(Exercise aim) Every entry that follows should be written out again exactly.

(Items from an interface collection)
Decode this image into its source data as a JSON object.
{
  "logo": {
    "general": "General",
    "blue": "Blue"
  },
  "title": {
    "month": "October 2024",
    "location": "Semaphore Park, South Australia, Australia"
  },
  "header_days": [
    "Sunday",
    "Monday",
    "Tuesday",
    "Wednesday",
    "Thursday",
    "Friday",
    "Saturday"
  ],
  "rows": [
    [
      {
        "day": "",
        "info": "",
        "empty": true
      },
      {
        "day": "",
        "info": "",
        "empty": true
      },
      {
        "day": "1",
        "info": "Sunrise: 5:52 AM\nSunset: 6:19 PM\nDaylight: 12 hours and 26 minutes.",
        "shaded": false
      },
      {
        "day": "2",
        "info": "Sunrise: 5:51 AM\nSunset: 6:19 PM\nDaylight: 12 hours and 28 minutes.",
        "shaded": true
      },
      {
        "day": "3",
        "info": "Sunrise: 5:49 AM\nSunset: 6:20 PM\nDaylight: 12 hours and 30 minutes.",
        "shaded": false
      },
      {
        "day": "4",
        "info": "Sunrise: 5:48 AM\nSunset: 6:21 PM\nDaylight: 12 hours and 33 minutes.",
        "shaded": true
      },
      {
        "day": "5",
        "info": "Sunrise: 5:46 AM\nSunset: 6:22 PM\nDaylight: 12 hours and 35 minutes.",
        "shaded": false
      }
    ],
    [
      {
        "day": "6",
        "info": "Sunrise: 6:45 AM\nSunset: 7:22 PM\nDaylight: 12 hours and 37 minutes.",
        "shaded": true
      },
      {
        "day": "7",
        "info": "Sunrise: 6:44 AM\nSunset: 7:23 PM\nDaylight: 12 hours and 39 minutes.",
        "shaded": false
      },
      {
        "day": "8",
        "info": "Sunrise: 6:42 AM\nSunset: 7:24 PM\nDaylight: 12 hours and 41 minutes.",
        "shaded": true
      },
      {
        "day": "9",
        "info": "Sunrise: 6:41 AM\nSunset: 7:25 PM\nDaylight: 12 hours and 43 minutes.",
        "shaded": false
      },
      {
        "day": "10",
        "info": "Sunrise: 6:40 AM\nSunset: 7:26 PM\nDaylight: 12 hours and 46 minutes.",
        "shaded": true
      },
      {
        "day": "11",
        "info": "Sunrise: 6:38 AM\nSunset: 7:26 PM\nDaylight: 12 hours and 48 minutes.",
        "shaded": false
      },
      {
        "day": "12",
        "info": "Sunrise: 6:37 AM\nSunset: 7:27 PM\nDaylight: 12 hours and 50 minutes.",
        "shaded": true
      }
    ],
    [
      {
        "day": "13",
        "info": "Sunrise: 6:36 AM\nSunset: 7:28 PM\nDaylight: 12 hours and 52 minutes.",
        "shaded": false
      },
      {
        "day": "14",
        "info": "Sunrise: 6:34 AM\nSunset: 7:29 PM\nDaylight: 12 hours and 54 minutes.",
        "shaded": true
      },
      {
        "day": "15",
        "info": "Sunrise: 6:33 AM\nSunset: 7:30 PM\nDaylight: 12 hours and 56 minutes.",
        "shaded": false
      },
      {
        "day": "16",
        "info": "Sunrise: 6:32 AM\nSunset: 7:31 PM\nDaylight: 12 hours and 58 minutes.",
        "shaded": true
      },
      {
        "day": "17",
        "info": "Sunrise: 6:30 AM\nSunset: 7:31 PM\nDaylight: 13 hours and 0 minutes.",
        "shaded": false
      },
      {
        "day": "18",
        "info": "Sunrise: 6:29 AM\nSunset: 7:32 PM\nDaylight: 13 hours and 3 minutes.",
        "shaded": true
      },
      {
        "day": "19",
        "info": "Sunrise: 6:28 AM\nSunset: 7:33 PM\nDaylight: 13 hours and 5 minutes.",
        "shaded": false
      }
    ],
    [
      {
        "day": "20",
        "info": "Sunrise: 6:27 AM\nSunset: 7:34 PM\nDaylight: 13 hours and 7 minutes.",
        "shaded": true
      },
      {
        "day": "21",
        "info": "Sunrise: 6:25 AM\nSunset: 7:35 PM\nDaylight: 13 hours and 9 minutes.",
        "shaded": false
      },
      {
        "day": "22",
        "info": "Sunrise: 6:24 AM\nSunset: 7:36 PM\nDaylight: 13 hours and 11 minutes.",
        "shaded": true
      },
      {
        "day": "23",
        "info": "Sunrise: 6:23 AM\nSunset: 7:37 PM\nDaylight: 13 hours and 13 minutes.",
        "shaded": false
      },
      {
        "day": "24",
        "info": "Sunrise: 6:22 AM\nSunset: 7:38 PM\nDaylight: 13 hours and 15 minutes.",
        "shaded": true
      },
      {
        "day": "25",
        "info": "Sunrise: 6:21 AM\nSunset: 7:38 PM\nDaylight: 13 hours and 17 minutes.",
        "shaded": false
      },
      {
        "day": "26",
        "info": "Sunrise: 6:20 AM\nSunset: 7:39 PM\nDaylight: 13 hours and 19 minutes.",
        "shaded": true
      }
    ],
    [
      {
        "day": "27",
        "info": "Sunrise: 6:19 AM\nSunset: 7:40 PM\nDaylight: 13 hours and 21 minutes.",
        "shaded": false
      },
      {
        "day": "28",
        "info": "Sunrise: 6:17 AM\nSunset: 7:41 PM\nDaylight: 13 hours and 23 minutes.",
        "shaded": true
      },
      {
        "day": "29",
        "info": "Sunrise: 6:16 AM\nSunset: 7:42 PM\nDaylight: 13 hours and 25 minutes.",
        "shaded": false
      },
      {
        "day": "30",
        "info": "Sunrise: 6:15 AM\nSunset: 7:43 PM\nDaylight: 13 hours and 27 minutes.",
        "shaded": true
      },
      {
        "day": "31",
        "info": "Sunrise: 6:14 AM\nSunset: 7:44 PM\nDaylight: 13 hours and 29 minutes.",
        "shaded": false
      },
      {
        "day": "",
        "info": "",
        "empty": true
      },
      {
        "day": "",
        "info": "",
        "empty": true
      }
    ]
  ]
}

(Your solution)
Decode this image into its source data as a JSON object.
{
  "logo": {
    "general": "General",
    "blue": "Blue"
  },
  "title": {
    "month": "October 2024",
    "location": "Semaphore Park, South Australia, Australia"
  },
  "header_days": [
    "Sunday",
    "Monday",
    "Tuesday",
    "Wednesday",
    "Thursday",
    "Friday",
    "Saturday"
  ],
  "rows": [
    [
      {
        "day": "",
        "info": "",
        "empty": true
      },
      {
        "day": "",
        "info": "",
        "empty": true
      },
      {
        "day": "1",
        "info": "Sunrise: 5:52 AM\nSunset: 6:19 PM\nDaylight: 12 hours and 26 minutes.",
        "shaded": false
      },
      {
        "day": "2",
        "info": "Sunrise: 5:51 AM\nSunset: 6:19 PM\nDaylight: 12 hours and 28 minutes.",
        "shaded": true
      },
      {
        "day": "3",
        "info": "Sunrise: 5:49 AM\nSunset: 6:20 PM\nDaylight: 12 hours and 30 minutes.",
        "shaded": false
      },
      {
        "day": "4",
        "info": "Sunrise: 5:48 AM\nSunset: 6:21 PM\nDaylight: 12 hours and 33 minutes.",
        "shaded": true
      },
      {
        "day": "5",
        "info": "Sunrise: 5:46 AM\nSunset: 6:22 PM\nDaylight: 12 hours and 35 minutes.",
        "shaded": false
      }
    ],
    [
      {
        "day": "6",
        "info": "Sunrise: 6:45 AM\nSunset: 7:22 PM\nDaylight: 12 hours and 37 minutes.",
        "shaded": true
      },
      {
        "day": "7",
        "info": "Sunrise: 6:44 AM\nSunset: 7:23 PM\nDaylight: 12 hours and 39 minutes.",
        "shaded": false
      },
      {
        "day": "8",
        "info": "Sunrise: 6:42 AM\nSunset: 7:24 PM\nDaylight: 12 hours and 41 minutes.",
        "shaded": true
      },
      {
        "day": "9",
        "info": "Sunrise: 6:41 AM\nSunset: 7:25 PM\nDaylight: 12 hours and 43 minutes.",
        "shaded": false
      },
      {
        "day": "10",
        "info": "Sunrise: 6:40 AM\nSunset: 7:26 PM\nDaylight: 12 hours and 46 minutes.",
        "shaded": true
      },
      {
        "day": "11",
        "info": "Sunrise: 6:38 AM\nSunset: 7:26 PM\nDaylight: 12 hours and 48 minutes.",
        "shaded": false
      },
      {
        "day": "12",
        "info": "Sunrise: 6:37 AM\nSunset: 7:27 PM\nDaylight: 12 hours and 50 minutes.",
        "shaded": true
      }
    ],
    [
      {
        "day": "13",
        "info": "Sunrise: 6:36 AM\nSunset: 7:28 PM\nDaylight: 12 hours and 52 minutes.",
        "shaded": false
      },
      {
        "day": "14",
        "info": "Sunrise: 6:34 AM\nSunset: 7:29 PM\nDaylight: 12 hours and 54 minutes.",
        "shaded": true
      },
      {
        "day": "15",
        "info": "Sunrise: 6:33 AM\nSunset: 7:30 PM\nDaylight: 12 hours and 56 minutes.",
        "shaded": false
      },
      {
        "day": "16",
        "info": "Sunrise: 6:32 AM\nSunset: 7:31 PM\nDaylight: 12 hours and 58 minutes.",
        "shaded": true
      },
      {
        "day": "17",
        "info": "Sunrise: 6:30 AM\nSunset: 7:31 PM\nDaylight: 13 hours and 0 minutes.",
        "shaded": false
      },
      {
        "day": "18",
        "info": "Sunrise: 6:29 AM\nSunset: 7:32 PM\nDaylight: 13 hours and 3 minutes.",
        "shaded": true
      },
      {
        "day": "19",
        "info": "Sunrise: 6:28 AM\nSunset: 7:33 PM\nDaylight: 13 hours and 5 minutes.",
        "shaded": false
      }
    ],
    [
      {
        "day": "20",
        "info": "Sunrise: 6:27 AM\nSunset: 7:34 PM\nDaylight: 13 hours and 7 minutes.",
        "shaded": true
      },
      {
        "day": "21",
        "info": "Sunrise: 6:25 AM\nSunset: 7:35 PM\nDaylight: 13 hours and 9 minutes.",
        "shaded": false
      },
      {
        "day": "22",
        "info": "Sunrise: 6:24 AM\nSunset: 7:36 PM\nDaylight: 13 hours and 11 minutes.",
        "shaded": true
      },
      {
        "day": "23",
        "info": "Sunrise: 6:23 AM\nSunset: 7:37 PM\nDaylight: 13 hours and 13 minutes.",
        "shaded": false
      },
      {
        "day": "24",
        "info": "Sunrise: 6:22 AM\nSunset: 7:38 PM\nDaylight: 13 hours and 15 minutes.",
        "shaded": true
      },
      {
        "day": "25",
        "info": "Sunrise: 6:21 AM\nSunset: 7:38 PM\nDaylight: 13 hours and 17 minutes.",
        "shaded": false
      },
      {
        "day": "26",
        "info": "Sunrise: 6:20 AM\nSunset: 7:39 PM\nDaylight: 13 hours and 19 minutes.",
        "shaded": true
      }
    ],
    [
      {
        "day": "27",
        "info": "Sunrise: 6:19 AM\nSunset: 7:40 PM\nDaylight: 13 hours and 21 minutes.",
        "shaded": false
      },
      {
        "day": "28",
        "info": "Sunrise: 6:17 AM\nSunset: 7:41 PM\nDaylight: 13 hours and 23 minutes.",
        "shaded": true
      },
      {
        "day": "29",
        "info": "Sunrise: 6:16 AM\nSunset: 7:42 PM\nDaylight: 13 hours and 25 minutes.",
        "shaded": false
      },
      {
        "day": "30",
        "info": "Sunrise: 6:15 AM\nSunset: 7:43 PM\nDaylight: 13 hours and 27 minutes.",
        "shaded": true
      },
      {
        "day": "31",
        "info": "Sunrise: 6:14 AM\nSunset: 7:44 PM\nDaylight: 13 hours and 29 minutes.",
        "shaded": false
      },
      {
        "day": "",
        "info": "",
        "empty": true
      },
      {
        "day": "",
        "info": "",
        "empty": true
      }
    ]
  ]
}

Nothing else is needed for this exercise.